I had to stay with a Christian family since all the hotels were fully occupied by people who came for the Danau Toba Festival. In the beginning it was a little awkward for me to stay in a non-Muslim community, thanks probably to growing up in a staunchly Muslim environment. When I was a kid, people said that if I didn’t pray, I would be called a Christian. Funny as it sounds, it had stuck in my head, although I had since had many non-Muslim friends.

There were many reasons to say no to this assignment, but I wanted it so bad at the time, as I believed the experience would change my perspective.  

Homestay



I did a homestay with a family at Lumban Bul-bul village. My host parents are farmers and they have two girls. As a newcomer I tried hard to adapt myself to my new environment. It was hard enough to stay with a family of strangers. We were different in so many ways, from the way we speak, what we believe in, to the food we eat. But all of it has made me learn to deal with differences in life.

In fact, I was lucky to live with this family. They treated me like their own. This was their first time hosting someone like me, but it seemed to me as if they had done it many times. They were generous and they opened their home to me, as I opened my mind.
Dinner time was my favorite. We shared our stories with each other on the table. We talked about what I did that day and what I was planning to do the next day, as we enjoyed our dinner. My host mom cooked my food especially for me. Every night was a joy, because they went out of their way to make me feel at home. The other best part was interacting with the locals. I visited our neighbors, listened to people telling me about local legends, and played with kids.

On Sunday, my host family went to church and I decided to join them. It was my first time sitting together with people in a church service. In the beginning, I felt out of place, sitting at the back row, seeing people in their amazing dresses and the minister in front of us. I thought of my childhood “doctrine”, and I felt its influence fading even more. I felt their prayer as I do mine at the mosque. I knew it all came down to respecting each other’s faith. This experience was eye opening.


Arnaldi with a member of his host family. (Photo Courtesy of Arnaldi Nasrum)

Explore the Unexplored

Travelling is the best way to learn and experience things, which is why I love to do it. To spend my time, my host parents showed me some great but largely unexplored spots. Balige is a place to enjoy another face of Toba Lake and to explore the history of Batak’s rulers such as Sisingamaraja, Indonesia’s national hero. I visited the tomb of Sisingamaraja and a museum of TB Silalahi.

Mr. Edward, my host uncle, accompanied me on every one of these trips. He took me to the tomb of Il Nommensen and talked about how the German “brought light” to the Bataknese so that now most people have their faith. I never knew how other religion spread and enlightened a civilization. If every one has a chance to learn these stories, I think, we all would appreciate each other.

Sometimes, I feel my travelling is not complete if I don’t do it by myself.

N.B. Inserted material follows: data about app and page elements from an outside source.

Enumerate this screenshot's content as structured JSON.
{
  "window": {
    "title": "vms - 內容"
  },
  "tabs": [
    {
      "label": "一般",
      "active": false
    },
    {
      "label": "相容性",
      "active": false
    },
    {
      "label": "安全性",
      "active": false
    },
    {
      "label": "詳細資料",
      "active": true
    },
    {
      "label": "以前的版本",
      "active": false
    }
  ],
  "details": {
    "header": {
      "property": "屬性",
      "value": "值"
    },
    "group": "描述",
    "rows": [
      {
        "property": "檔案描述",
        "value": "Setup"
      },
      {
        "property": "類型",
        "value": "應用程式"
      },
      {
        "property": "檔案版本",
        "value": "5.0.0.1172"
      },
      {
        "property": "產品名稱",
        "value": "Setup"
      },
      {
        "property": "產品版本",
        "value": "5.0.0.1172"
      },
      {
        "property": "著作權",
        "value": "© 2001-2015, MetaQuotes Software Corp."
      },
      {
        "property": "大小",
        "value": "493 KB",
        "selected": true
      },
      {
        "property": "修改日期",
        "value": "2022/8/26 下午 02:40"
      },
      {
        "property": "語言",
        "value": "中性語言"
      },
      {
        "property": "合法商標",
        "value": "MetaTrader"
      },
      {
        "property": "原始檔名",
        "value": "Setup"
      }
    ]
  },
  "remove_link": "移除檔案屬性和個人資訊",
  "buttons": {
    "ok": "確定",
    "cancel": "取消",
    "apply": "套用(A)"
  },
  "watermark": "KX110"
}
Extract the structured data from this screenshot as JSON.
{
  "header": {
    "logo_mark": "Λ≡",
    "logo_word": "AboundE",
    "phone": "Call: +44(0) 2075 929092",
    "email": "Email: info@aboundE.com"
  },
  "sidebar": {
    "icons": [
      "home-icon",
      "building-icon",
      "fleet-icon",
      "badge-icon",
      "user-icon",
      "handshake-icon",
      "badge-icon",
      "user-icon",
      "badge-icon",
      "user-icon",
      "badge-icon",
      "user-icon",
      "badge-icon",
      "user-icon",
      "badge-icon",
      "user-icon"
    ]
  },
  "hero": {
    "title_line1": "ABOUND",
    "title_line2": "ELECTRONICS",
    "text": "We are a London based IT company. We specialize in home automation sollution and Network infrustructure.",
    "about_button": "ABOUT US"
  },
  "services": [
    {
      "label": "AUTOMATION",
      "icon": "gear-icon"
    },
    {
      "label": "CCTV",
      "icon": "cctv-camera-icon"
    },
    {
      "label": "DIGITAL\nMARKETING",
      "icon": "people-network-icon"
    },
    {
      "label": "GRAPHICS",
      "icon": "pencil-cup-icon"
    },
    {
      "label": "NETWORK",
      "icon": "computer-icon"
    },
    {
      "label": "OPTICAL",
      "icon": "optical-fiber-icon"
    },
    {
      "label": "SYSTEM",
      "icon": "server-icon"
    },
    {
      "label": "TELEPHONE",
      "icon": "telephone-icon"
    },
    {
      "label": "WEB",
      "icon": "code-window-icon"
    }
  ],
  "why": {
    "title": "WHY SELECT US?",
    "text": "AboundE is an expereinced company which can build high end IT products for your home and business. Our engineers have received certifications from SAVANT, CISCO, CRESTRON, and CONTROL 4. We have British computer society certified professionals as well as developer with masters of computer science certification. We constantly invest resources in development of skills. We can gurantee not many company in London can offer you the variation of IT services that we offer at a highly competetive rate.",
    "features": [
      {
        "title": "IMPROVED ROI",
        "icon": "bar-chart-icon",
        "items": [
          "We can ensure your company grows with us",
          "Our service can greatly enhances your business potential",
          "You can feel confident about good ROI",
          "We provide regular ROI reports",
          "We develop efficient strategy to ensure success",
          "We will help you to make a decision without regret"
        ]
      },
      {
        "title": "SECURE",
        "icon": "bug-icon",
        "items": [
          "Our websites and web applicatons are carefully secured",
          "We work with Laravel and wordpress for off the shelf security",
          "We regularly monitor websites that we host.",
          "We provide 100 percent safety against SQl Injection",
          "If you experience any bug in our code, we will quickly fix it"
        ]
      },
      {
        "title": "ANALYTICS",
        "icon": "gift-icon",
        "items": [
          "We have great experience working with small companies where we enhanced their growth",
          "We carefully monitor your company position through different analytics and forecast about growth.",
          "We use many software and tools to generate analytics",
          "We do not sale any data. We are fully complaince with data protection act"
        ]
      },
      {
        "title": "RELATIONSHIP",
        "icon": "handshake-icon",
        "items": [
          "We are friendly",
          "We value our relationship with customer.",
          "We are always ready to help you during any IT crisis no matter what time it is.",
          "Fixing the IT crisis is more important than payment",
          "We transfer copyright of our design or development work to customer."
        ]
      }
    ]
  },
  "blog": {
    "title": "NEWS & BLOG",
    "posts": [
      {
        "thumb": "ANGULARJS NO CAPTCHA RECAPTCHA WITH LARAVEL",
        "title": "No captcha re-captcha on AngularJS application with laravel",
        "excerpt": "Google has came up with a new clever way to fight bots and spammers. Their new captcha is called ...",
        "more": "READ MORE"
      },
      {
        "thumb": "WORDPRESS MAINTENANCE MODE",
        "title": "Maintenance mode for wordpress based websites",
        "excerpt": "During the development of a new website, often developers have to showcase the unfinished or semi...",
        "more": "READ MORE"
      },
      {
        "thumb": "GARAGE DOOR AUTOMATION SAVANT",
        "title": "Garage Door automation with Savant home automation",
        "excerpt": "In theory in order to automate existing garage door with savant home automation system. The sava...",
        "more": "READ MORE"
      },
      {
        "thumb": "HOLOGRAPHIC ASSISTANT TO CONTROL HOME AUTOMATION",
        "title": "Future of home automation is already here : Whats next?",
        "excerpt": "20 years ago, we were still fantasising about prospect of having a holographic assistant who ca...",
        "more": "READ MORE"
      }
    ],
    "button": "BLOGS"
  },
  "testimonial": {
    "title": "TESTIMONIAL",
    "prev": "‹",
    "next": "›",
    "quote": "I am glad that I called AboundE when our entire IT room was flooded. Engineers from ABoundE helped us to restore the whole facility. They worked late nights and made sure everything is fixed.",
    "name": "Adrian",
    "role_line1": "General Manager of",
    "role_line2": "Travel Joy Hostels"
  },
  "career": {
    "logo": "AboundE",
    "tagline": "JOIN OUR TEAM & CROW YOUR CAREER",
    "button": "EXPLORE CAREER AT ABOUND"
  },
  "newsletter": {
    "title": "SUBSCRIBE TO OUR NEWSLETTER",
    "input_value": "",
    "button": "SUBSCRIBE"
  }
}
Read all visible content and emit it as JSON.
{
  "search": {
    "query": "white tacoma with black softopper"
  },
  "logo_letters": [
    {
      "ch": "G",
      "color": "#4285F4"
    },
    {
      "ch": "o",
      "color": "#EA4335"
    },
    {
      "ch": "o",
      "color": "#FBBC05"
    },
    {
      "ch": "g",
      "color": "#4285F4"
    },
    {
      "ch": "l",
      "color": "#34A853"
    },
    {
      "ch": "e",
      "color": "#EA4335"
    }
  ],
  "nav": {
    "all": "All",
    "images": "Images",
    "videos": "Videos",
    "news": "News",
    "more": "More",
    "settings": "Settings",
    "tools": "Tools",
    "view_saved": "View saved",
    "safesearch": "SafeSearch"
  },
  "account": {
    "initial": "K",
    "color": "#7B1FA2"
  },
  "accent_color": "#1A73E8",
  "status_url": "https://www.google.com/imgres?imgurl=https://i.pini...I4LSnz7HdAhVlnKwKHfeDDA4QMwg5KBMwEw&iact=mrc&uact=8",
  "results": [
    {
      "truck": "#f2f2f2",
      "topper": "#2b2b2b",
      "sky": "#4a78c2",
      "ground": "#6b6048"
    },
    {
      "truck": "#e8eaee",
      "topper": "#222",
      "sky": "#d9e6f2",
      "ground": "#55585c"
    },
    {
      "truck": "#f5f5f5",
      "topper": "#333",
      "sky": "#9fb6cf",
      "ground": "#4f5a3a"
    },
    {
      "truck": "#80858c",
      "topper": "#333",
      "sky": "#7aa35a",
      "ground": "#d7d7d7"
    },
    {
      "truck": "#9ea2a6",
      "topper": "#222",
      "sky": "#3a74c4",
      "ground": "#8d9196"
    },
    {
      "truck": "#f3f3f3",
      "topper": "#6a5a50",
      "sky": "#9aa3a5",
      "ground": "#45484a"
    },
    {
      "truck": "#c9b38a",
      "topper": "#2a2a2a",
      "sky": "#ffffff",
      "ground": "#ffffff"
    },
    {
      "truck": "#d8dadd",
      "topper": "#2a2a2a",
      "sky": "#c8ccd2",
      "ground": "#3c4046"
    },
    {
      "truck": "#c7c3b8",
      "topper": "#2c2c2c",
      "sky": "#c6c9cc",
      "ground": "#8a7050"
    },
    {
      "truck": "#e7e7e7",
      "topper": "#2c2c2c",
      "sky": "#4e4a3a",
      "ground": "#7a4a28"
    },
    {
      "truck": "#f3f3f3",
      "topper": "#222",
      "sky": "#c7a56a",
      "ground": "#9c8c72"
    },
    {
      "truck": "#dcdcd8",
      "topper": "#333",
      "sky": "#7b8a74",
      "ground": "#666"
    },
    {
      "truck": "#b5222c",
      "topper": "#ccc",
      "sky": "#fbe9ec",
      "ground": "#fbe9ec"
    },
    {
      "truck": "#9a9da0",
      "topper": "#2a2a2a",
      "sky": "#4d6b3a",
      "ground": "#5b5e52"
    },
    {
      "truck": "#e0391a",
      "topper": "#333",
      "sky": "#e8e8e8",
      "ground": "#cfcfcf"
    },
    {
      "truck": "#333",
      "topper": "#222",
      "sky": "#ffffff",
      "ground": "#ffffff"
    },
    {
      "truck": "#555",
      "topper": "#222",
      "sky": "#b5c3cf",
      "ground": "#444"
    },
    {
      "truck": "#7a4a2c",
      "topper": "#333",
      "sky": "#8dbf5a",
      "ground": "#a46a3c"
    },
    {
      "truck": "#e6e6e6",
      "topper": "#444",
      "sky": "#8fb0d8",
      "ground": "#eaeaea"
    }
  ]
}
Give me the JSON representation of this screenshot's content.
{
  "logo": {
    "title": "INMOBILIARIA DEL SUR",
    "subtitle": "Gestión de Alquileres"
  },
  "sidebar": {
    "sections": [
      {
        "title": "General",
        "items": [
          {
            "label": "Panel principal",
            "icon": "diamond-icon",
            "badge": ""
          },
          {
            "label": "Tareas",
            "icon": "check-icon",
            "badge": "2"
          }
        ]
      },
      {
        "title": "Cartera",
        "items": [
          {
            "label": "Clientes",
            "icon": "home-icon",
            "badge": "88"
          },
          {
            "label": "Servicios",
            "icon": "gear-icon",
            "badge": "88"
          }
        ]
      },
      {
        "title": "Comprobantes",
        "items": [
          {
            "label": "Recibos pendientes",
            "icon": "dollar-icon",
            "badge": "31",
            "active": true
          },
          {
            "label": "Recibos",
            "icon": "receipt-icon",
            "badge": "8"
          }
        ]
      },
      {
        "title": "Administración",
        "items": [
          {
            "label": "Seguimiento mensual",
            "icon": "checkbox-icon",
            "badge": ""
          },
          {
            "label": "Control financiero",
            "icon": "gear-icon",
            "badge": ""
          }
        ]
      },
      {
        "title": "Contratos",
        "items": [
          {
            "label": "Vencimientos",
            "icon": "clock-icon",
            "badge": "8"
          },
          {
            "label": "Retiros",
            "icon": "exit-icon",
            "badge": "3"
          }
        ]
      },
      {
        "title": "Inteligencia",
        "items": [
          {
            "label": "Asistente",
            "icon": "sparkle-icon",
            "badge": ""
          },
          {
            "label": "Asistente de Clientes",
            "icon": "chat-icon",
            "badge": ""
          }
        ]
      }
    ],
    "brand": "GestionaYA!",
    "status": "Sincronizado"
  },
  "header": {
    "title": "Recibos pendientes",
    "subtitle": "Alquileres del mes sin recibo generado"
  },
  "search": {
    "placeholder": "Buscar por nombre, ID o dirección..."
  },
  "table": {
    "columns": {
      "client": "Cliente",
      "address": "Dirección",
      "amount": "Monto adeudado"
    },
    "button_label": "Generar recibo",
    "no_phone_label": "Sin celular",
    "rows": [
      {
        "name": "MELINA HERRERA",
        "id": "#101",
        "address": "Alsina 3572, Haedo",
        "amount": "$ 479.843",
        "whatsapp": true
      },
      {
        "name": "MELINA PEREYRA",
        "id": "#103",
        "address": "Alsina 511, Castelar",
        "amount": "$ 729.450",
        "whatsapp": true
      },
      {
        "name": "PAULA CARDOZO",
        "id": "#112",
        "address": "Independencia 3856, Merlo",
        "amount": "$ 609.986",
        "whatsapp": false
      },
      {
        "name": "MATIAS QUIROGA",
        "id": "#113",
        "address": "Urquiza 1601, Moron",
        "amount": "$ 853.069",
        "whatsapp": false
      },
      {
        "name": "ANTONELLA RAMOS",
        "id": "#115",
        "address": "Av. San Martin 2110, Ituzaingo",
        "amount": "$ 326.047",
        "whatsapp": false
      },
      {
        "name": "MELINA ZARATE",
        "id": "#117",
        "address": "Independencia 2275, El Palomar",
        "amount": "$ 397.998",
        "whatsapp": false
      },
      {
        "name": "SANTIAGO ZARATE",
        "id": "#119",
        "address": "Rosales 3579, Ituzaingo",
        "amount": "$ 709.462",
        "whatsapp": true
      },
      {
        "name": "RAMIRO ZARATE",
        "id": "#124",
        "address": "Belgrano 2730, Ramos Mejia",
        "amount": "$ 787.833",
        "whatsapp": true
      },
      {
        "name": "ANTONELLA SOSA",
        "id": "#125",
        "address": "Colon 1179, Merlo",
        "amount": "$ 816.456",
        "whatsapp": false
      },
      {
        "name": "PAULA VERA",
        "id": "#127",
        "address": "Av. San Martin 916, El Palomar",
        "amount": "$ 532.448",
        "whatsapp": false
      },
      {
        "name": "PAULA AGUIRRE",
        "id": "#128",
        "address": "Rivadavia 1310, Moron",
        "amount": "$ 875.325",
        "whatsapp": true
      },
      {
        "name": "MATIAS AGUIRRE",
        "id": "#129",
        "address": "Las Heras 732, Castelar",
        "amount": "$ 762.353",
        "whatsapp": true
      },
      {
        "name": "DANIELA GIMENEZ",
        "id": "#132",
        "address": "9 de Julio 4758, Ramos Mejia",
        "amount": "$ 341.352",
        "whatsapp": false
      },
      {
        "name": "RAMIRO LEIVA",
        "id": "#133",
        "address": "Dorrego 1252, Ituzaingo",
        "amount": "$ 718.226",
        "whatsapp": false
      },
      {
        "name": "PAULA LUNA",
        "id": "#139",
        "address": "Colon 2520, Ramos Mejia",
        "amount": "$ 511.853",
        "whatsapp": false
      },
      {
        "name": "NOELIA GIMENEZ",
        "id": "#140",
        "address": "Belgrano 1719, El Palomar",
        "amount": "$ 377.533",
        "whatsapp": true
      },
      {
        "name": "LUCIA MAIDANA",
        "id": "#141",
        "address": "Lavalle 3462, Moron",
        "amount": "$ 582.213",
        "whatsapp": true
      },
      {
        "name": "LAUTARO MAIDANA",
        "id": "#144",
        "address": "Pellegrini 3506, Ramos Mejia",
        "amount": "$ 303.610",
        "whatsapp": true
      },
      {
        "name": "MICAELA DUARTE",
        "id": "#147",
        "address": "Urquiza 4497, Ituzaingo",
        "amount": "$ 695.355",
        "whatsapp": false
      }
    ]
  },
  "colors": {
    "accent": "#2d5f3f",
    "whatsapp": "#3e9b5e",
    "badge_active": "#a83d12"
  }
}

So one day I decided to visit Samosir Island by myself. It’s about two hours drive from Lumban Bul-bul, crossing Lake Toba. I asked for some directions from my host mom, and set out on my trip.

I arrived there safely, thanks to the help of many people. From accompanying me to go to the dock to find a boat to the island, recommending me places to visit, to sharing their place for me to stay, they made my trip an unexpectedly wonderful experience.
During my 10 days in Balige I never felt discriminated against or treated as a minority. On the contrary, everyone, my host family especially, treated me like I was a part of them. To me this is the essence humanity: we are not the color of our skin nor the faith that identifies us.

Arnaldi Nasrum is an alumni of Paramadina University. His big dream is exploring Moscow since he loves to learn the history of Russia. He is part of the youth group Gerakan Mari Berbagi. AC Milan is his favorite. Here’s where to find him: @arnaldnasrum